• Exercise objective: Look through the material and copy each line holding "icon".

• Provided data:

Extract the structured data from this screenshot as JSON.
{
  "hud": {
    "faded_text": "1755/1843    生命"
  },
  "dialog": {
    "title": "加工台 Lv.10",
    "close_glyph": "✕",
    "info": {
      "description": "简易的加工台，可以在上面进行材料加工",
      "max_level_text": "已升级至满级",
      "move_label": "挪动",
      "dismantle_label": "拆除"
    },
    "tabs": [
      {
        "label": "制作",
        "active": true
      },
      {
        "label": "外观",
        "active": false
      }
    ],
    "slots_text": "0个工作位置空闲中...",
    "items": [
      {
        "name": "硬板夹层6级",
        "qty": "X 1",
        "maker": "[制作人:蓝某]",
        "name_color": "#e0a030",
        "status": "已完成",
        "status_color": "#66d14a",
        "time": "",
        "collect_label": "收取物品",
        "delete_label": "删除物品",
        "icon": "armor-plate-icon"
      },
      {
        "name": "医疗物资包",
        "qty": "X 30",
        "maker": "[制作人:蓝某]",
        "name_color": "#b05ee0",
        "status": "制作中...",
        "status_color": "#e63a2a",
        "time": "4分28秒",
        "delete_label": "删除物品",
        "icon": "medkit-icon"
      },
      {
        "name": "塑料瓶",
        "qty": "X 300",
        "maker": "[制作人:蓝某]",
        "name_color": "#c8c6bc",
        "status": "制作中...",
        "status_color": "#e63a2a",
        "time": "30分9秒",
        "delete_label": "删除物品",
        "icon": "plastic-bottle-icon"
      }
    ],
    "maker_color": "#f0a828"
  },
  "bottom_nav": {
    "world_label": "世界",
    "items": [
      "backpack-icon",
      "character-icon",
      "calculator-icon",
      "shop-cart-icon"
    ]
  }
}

• Solved problem:
        "icon": "armor-plate-icon"
        "icon": "medkit-icon"
        "icon": "plastic-bottle-icon"
      "backpack-icon",
      "character-icon",
      "calculator-icon",
      "shop-cart-icon"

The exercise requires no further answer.